=== Data to process ===

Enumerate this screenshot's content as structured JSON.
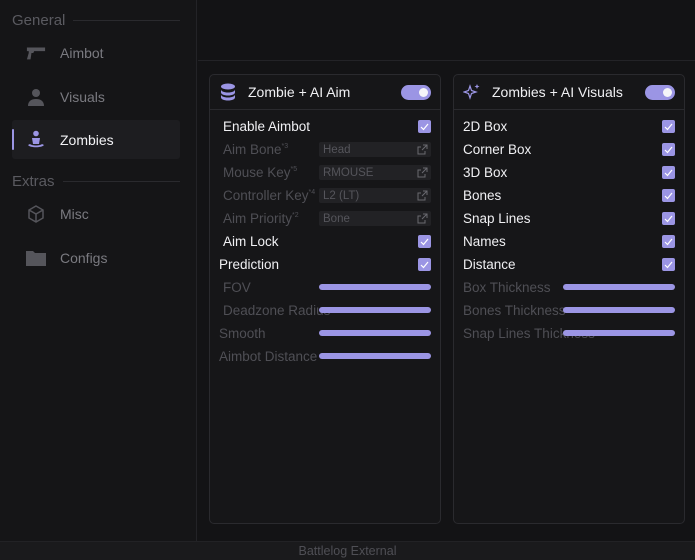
{
  "sidebar": {
    "sections": [
      {
        "heading": "General",
        "items": [
          {
            "label": "Aimbot",
            "icon": "pistol-icon"
          },
          {
            "label": "Visuals",
            "icon": "user-icon"
          },
          {
            "label": "Zombies",
            "icon": "zombie-icon",
            "active": true
          }
        ]
      },
      {
        "heading": "Extras",
        "items": [
          {
            "label": "Misc",
            "icon": "cube-icon"
          },
          {
            "label": "Configs",
            "icon": "folder-icon"
          }
        ]
      }
    ]
  },
  "aim_panel": {
    "title": "Zombie + AI Aim",
    "enabled": true,
    "enable_aimbot": {
      "label": "Enable Aimbot",
      "checked": true
    },
    "aim_bone": {
      "label": "Aim Bone",
      "hint": "*3",
      "value": "Head"
    },
    "mouse_key": {
      "label": "Mouse Key",
      "hint": "*5",
      "value": "RMOUSE"
    },
    "controller_key": {
      "label": "Controller Key",
      "hint": "*4",
      "value": "L2 (LT)"
    },
    "aim_priority": {
      "label": "Aim Priority",
      "hint": "*2",
      "value": "Bone"
    },
    "aim_lock": {
      "label": "Aim Lock",
      "checked": true
    },
    "prediction": {
      "label": "Prediction",
      "checked": true
    },
    "fov": {
      "label": "FOV",
      "fill": 1.0
    },
    "deadzone": {
      "label": "Deadzone Radius",
      "fill": 1.0
    },
    "smooth": {
      "label": "Smooth",
      "fill": 1.0
    },
    "distance": {
      "label": "Aimbot Distance",
      "fill": 1.0
    }
  },
  "visuals_panel": {
    "title": "Zombies + AI Visuals",
    "enabled": true,
    "box2d": {
      "label": "2D Box",
      "checked": true
    },
    "corner_box": {
      "label": "Corner Box",
      "checked": true
    },
    "box3d": {
      "label": "3D Box",
      "checked": true
    },
    "bones": {
      "label": "Bones",
      "checked": true
    },
    "snap_lines": {
      "label": "Snap Lines",
      "checked": true
    },
    "names": {
      "label": "Names",
      "checked": true
    },
    "distance": {
      "label": "Distance",
      "checked": true
    },
    "box_thickness": {
      "label": "Box Thickness",
      "fill": 1.0
    },
    "bones_thickness": {
      "label": "Bones Thickness",
      "fill": 1.0
    },
    "snap_thickness": {
      "label": "Snap Lines Thickness",
      "fill": 1.0
    }
  },
  "footer": {
    "text": "Battlelog External"
  },
  "colors": {
    "accent": "#9b95e4",
    "background": "#131315",
    "panel": "#161618",
    "dim_text": "#4f4f55"
  }
}
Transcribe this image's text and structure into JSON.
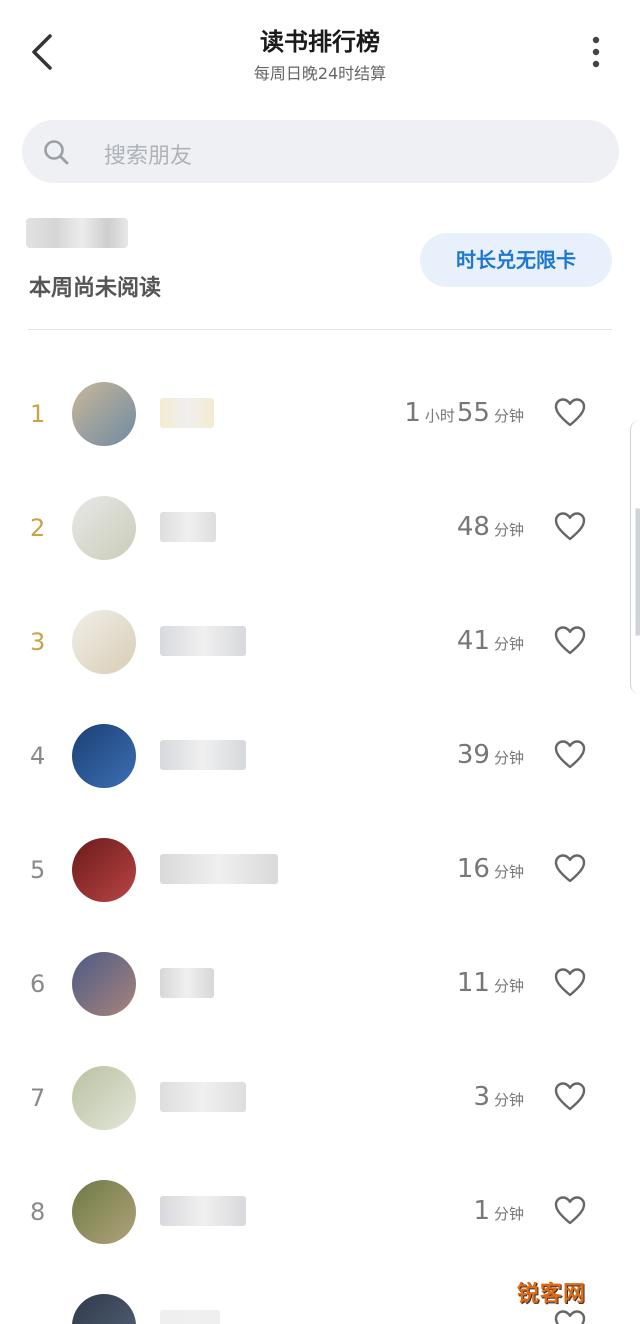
{
  "header": {
    "title": "读书排行榜",
    "subtitle": "每周日晚24时结算"
  },
  "search": {
    "placeholder": "搜索朋友"
  },
  "me": {
    "status": "本周尚未阅读",
    "card_button": "时长兑无限卡"
  },
  "ranking": [
    {
      "rank": "1",
      "parts": [
        {
          "num": "1",
          "unit": "小时"
        },
        {
          "num": "55",
          "unit": "分钟"
        }
      ],
      "avatar_colors": [
        "#c9b79a",
        "#6f8aa1"
      ],
      "name_color": "#efe2bd"
    },
    {
      "rank": "2",
      "parts": [
        {
          "num": "48",
          "unit": "分钟"
        }
      ],
      "avatar_colors": [
        "#e8e8e8",
        "#c9cdb8"
      ],
      "name_color": "#cfcfcf"
    },
    {
      "rank": "3",
      "parts": [
        {
          "num": "41",
          "unit": "分钟"
        }
      ],
      "avatar_colors": [
        "#f1efe8",
        "#d8cdb5"
      ],
      "name_color": "#c7c9cf"
    },
    {
      "rank": "4",
      "parts": [
        {
          "num": "39",
          "unit": "分钟"
        }
      ],
      "avatar_colors": [
        "#1c3f73",
        "#3b6fb5"
      ],
      "name_color": "#c4c8ce"
    },
    {
      "rank": "5",
      "parts": [
        {
          "num": "16",
          "unit": "分钟"
        }
      ],
      "avatar_colors": [
        "#6b1a1a",
        "#b94545"
      ],
      "name_color": "#c9c9c9"
    },
    {
      "rank": "6",
      "parts": [
        {
          "num": "11",
          "unit": "分钟"
        }
      ],
      "avatar_colors": [
        "#4a5a86",
        "#a9857a"
      ],
      "name_color": "#c6c6c6"
    },
    {
      "rank": "7",
      "parts": [
        {
          "num": "3",
          "unit": "分钟"
        }
      ],
      "avatar_colors": [
        "#b9c2a0",
        "#e3e6da"
      ],
      "name_color": "#cfcfcf"
    },
    {
      "rank": "8",
      "parts": [
        {
          "num": "1",
          "unit": "分钟"
        }
      ],
      "avatar_colors": [
        "#6e7a45",
        "#b0a27a"
      ],
      "name_color": "#c9c9cf"
    },
    {
      "rank": "",
      "parts": [],
      "avatar_colors": [
        "#2f3a4a",
        "#56627a"
      ],
      "name_color": "#e8e8e8"
    }
  ],
  "colors": {
    "accent_blue": "#1e78d2",
    "top_rank_gold": "#c9a24a",
    "rank_gray": "#8a8a8a"
  },
  "icons": {
    "back": "chevron-left-icon",
    "more": "vertical-dots-icon",
    "search": "search-icon",
    "like": "heart-outline-icon"
  },
  "watermark": "锐客网"
}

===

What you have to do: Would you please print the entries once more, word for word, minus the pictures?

Task output:
Enumerate this screenshot's content as structured JSON.
{
  "sidebar": {
    "sections": [
      {
        "heading": "General",
        "items": [
          {
            "label": "Aimbot",
            "icon": "pistol-icon"
          },
          {
            "label": "Visuals",
            "icon": "user-icon"
          },
          {
            "label": "Zombies",
            "icon": "zombie-icon",
            "active": true
          }
        ]
      },
      {
        "heading": "Extras",
        "items": [
          {
            "label": "Misc",
            "icon": "cube-icon"
          },
          {
            "label": "Configs",
            "icon": "folder-icon"
          }
        ]
      }
    ]
  },
  "aim_panel": {
    "title": "Zombie + AI Aim",
    "enabled": true,
    "enable_aimbot": {
      "label": "Enable Aimbot",
      "checked": true
    },
    "aim_bone": {
      "label": "Aim Bone",
      "hint": "*3",
      "value": "Head"
    },
    "mouse_key": {
      "label": "Mouse Key",
      "hint": "*5",
      "value": "RMOUSE"
    },
    "controller_key": {
      "label": "Controller Key",
      "hint": "*4",
      "value": "L2 (LT)"
    },
    "aim_priority": {
      "label": "Aim Priority",
      "hint": "*2",
      "value": "Bone"
    },
    "aim_lock": {
      "label": "Aim Lock",
      "checked": true
    },
    "prediction": {
      "label": "Prediction",
      "checked": true
    },
    "fov": {
      "label": "FOV",
      "fill": 1.0
    },
    "deadzone": {
      "label": "Deadzone Radius",
      "fill": 1.0
    },
    "smooth": {
      "label": "Smooth",
      "fill": 1.0
    },
    "distance": {
      "label": "Aimbot Distance",
      "fill": 1.0
    }
  },
  "visuals_panel": {
    "title": "Zombies + AI Visuals",
    "enabled": true,
    "box2d": {
      "label": "2D Box",
      "checked": true
    },
    "corner_box": {
      "label": "Corner Box",
      "checked": true
    },
    "box3d": {
      "label": "3D Box",
      "checked": true
    },
    "bones": {
      "label": "Bones",
      "checked": true
    },
    "snap_lines": {
      "label": "Snap Lines",
      "checked": true
    },
    "names": {
      "label": "Names",
      "checked": true
    },
    "distance": {
      "label": "Distance",
      "checked": true
    },
    "box_thickness": {
      "label": "Box Thickness",
      "fill": 1.0
    },
    "bones_thickness": {
      "label": "Bones Thickness",
      "fill": 1.0
    },
    "snap_thickness": {
      "label": "Snap Lines Thickness",
      "fill": 1.0
    }
  },
  "footer": {
    "text": "Battlelog External"
  },
  "colors": {
    "accent": "#9b95e4",
    "background": "#131315",
    "panel": "#161618",
    "dim_text": "#4f4f55"
  }
}
Transcribe this image's text and structure into JSON.
{
  "header": {
    "title": "读书排行榜",
    "subtitle": "每周日晚24时结算"
  },
  "search": {
    "placeholder": "搜索朋友"
  },
  "me": {
    "status": "本周尚未阅读",
    "card_button": "时长兑无限卡"
  },
  "ranking": [
    {
      "rank": "1",
      "parts": [
        {
          "num": "1",
          "unit": "小时"
        },
        {
          "num": "55",
          "unit": "分钟"
        }
      ],
      "avatar_colors": [
        "#c9b79a",
        "#6f8aa1"
      ],
      "name_color": "#efe2bd"
    },
    {
      "rank": "2",
      "parts": [
        {
          "num": "48",
          "unit": "分钟"
        }
      ],
      "avatar_colors": [
        "#e8e8e8",
        "#c9cdb8"
      ],
      "name_color": "#cfcfcf"
    },
    {
      "rank": "3",
      "parts": [
        {
          "num": "41",
          "unit": "分钟"
        }
      ],
      "avatar_colors": [
        "#f1efe8",
        "#d8cdb5"
      ],
      "name_color": "#c7c9cf"
    },
    {
      "rank": "4",
      "parts": [
        {
          "num": "39",
          "unit": "分钟"
        }
      ],
      "avatar_colors": [
        "#1c3f73",
        "#3b6fb5"
      ],
      "name_color": "#c4c8ce"
    },
    {
      "rank": "5",
      "parts": [
        {
          "num": "16",
          "unit": "分钟"
        }
      ],
      "avatar_colors": [
        "#6b1a1a",
        "#b94545"
      ],
      "name_color": "#c9c9c9"
    },
    {
      "rank": "6",
      "parts": [
        {
          "num": "11",
          "unit": "分钟"
        }
      ],
      "avatar_colors": [
        "#4a5a86",
        "#a9857a"
      ],
      "name_color": "#c6c6c6"
    },
    {
      "rank": "7",
      "parts": [
        {
          "num": "3",
          "unit": "分钟"
        }
      ],
      "avatar_colors": [
        "#b9c2a0",
        "#e3e6da"
      ],
      "name_color": "#cfcfcf"
    },
    {
      "rank": "8",
      "parts": [
        {
          "num": "1",
          "unit": "分钟"
        }
      ],
      "avatar_colors": [
        "#6e7a45",
        "#b0a27a"
      ],
      "name_color": "#c9c9cf"
    },
    {
      "rank": "",
      "parts": [],
      "avatar_colors": [
        "#2f3a4a",
        "#56627a"
      ],
      "name_color": "#e8e8e8"
    }
  ],
  "colors": {
    "accent_blue": "#1e78d2",
    "top_rank_gold": "#c9a24a",
    "rank_gray": "#8a8a8a"
  },
  "icons": {
    "back": "chevron-left-icon",
    "more": "vertical-dots-icon",
    "search": "search-icon",
    "like": "heart-outline-icon"
  },
  "watermark": "锐客网"
}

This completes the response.